Governor’s Unified Command Continues to Make Progress on Hospital Capacity and Contact Tracing
Thursday, June 18, 2020 | 04:23pm

NASHVILLE, Tenn. – Governor Bill Lee’s Unified Command Group announced today that nearly all of Tennessee’s 700 long-term care facilities have completed the required COVID-19 testing of residents and staff, as part of the state’s efforts to protect the health of vulnerable populations.

“We know long-term care residents are the most vulnerable population to COVID-19, and protecting their health and safety is one of our top priorities in fighting this virus,” said Gov. Lee. “That starts with testing all residents and staff to mitigate the spread of the disease within facilities. I’m grateful to our Unified Command for working with facilities across the state to make testing readily available and effective.”

According to the Tennessee Department of Health, 690 long-term care facilities responded to a TDH survey in late May and reported their intent to test staff and residents.
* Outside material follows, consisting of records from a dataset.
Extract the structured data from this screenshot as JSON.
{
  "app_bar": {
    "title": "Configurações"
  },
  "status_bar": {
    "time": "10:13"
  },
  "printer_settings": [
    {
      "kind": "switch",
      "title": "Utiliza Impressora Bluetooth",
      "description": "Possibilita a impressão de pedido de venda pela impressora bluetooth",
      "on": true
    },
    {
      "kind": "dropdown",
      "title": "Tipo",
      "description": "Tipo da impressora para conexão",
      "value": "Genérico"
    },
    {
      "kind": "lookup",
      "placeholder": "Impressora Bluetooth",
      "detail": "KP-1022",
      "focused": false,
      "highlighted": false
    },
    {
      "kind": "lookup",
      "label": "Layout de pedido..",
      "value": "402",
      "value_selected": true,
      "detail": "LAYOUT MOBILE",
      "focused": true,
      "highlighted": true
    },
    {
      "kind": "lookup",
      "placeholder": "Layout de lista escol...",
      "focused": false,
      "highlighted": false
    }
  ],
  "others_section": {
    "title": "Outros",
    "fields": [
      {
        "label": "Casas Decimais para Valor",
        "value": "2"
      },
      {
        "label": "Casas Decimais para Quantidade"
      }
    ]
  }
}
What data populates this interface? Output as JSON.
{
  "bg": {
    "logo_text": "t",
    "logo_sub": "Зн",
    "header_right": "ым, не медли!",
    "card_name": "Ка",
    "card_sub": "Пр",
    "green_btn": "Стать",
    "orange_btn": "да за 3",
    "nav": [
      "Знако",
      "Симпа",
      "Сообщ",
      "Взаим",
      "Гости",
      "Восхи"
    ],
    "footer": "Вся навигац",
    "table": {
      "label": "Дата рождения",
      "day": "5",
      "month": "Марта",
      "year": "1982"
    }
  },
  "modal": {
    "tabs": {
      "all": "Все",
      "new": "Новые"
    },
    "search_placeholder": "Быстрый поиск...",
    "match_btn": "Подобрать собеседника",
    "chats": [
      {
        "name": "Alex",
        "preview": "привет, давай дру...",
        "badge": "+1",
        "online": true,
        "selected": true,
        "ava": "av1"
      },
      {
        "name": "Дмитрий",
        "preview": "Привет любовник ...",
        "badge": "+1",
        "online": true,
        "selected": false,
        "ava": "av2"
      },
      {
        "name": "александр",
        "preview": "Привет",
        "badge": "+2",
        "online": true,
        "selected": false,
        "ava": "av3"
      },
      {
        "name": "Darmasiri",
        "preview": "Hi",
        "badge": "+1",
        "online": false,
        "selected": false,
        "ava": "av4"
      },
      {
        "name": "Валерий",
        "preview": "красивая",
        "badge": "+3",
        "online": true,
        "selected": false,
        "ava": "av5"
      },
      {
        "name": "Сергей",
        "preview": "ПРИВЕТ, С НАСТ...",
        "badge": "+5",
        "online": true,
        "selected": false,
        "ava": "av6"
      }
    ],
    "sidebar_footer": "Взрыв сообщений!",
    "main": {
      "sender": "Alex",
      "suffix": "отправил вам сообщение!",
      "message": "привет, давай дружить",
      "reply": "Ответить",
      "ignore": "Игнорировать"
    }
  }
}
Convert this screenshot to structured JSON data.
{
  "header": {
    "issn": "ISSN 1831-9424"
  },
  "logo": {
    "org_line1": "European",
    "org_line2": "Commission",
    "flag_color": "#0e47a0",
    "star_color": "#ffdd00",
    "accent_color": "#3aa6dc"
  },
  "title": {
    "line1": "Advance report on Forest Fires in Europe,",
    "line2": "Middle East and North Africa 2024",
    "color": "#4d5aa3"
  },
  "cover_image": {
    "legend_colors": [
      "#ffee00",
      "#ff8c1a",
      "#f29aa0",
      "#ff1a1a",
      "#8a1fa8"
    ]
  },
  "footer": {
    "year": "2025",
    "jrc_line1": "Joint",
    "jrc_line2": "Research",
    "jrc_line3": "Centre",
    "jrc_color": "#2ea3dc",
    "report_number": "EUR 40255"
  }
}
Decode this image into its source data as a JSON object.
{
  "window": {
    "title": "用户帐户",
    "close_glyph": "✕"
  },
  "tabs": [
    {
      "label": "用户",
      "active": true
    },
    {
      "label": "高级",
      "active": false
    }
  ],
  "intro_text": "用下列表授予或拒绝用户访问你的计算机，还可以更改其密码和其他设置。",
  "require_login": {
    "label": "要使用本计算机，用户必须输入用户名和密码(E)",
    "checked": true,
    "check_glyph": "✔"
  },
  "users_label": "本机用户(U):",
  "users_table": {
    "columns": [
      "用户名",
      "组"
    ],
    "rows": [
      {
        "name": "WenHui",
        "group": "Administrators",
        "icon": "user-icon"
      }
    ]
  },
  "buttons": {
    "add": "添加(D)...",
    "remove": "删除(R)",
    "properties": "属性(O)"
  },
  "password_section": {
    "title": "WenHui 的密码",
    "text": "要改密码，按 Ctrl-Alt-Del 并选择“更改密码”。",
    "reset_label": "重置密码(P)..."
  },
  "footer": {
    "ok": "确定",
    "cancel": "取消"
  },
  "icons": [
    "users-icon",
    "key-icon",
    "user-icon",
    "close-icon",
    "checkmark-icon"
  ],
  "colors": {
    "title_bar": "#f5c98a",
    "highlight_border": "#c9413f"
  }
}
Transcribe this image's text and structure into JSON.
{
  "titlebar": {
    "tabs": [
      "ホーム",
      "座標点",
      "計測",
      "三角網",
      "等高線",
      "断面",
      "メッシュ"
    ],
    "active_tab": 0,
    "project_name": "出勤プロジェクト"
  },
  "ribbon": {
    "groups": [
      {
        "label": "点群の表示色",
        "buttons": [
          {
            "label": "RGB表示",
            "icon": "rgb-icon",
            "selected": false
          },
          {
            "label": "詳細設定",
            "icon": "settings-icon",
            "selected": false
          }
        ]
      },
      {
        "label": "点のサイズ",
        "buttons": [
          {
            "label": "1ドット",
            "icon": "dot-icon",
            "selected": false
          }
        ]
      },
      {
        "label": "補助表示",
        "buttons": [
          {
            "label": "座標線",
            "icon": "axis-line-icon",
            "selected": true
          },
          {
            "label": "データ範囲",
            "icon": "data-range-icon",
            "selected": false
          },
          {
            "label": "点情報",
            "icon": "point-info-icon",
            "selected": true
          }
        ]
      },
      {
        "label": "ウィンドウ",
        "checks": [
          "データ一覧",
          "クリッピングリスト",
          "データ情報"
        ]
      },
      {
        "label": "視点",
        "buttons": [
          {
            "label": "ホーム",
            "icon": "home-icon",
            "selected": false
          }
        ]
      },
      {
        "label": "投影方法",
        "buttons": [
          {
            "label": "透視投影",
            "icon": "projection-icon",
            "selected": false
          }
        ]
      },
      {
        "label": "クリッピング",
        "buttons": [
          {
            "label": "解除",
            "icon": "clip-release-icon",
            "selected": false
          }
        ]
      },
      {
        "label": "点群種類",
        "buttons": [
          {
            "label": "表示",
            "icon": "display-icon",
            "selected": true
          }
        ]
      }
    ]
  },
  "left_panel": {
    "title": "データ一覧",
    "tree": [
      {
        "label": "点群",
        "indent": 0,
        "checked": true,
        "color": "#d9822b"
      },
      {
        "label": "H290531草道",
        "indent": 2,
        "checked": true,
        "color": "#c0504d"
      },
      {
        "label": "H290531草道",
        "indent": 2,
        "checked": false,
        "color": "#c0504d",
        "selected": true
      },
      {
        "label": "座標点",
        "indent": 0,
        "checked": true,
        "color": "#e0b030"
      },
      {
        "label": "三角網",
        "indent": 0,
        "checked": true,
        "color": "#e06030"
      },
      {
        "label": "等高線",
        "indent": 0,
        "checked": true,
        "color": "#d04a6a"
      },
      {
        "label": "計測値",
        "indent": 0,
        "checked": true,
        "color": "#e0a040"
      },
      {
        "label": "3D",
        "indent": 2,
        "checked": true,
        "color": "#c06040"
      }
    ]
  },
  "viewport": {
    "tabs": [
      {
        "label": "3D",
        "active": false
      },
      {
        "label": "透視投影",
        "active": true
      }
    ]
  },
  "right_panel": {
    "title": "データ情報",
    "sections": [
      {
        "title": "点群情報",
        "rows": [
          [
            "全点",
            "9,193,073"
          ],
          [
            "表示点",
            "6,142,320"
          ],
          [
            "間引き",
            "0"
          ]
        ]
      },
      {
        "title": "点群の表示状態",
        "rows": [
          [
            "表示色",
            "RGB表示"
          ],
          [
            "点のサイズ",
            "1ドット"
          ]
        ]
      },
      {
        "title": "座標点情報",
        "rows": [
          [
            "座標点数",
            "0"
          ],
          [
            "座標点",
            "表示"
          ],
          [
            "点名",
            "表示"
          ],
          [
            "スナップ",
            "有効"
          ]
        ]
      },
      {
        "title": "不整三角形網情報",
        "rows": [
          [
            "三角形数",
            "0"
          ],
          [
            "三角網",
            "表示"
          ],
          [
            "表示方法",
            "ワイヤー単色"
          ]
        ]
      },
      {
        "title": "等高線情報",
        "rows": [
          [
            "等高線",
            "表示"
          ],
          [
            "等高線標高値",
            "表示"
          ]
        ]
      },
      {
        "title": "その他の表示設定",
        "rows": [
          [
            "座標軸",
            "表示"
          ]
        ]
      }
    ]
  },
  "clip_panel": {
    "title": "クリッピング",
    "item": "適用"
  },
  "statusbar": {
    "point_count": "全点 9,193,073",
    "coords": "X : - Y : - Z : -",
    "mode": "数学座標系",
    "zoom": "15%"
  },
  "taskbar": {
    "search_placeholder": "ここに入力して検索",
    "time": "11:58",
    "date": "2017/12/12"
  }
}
Of the 690 facilities responding to the survey, 667, or 96.7 percent, have thus far completed the required COVID-19 testing for residents and staff.

On May 26, 2020, new TDH rules required each long-term care facility in Tennessee to respond to an intent to test survey before June 1, 2020, and to complete the testing of all residents and staff by June 30, 2020.

Hospital Capacity Planning

UCG continues to monitor closely the increases in COVID-19 case numbers and hospitalizations in certain regions of Tennessee, as businesses have reopened and more individuals have been leaving their homes more regularly.

COVID-19 hospitalizations have climbed gradually since reopening to represent approximately four percent of all hospitalized patients in Tennessee, occupying 400 hospital beds in the state.

“We expected the gradual increase in COVID-19 cases that we’ve seen over the last few weeks,” said Tennessee Department of Health (TDH) Commissioner Lisa Piercey, MD, MBA, FAAP. “We are monitoring COVID-19’s data trends and communicating with our hospital partners daily. Hospital capacity remains stable in Tennessee and COVID-19 patients account for less than four percent of all hospitalizations statewide.”

 

Contact Tracing

TDH currently has 640 staff members performing COVID-19 contact tracing activities statewide in coordination with county health departments and TDH’s central and regional offices.

Contact tracers are critical to Tennessee’s COVID-19 response efforts in gathering information from positive cases on symptoms, health condition, and activities prior to and during diagnosis, notifying close contacts of potential exposure to positive COVID-19 cases, and communicating with positive cases and their contacts to monitor symptoms and provide support throughout the 14-day quarantine period.

TDH is recruiting and training an additional 650 contract tracers for its central, local, and regional health offices to augment and support this effort further.

UCG is also reminding all Tennesseans to continue to do their part to prevent the spread of COVID-19. This includes wearing a mask when in public, observing proper distances between people in social settings, washing hands frequently, and minimizing trips and contact with other people, in general.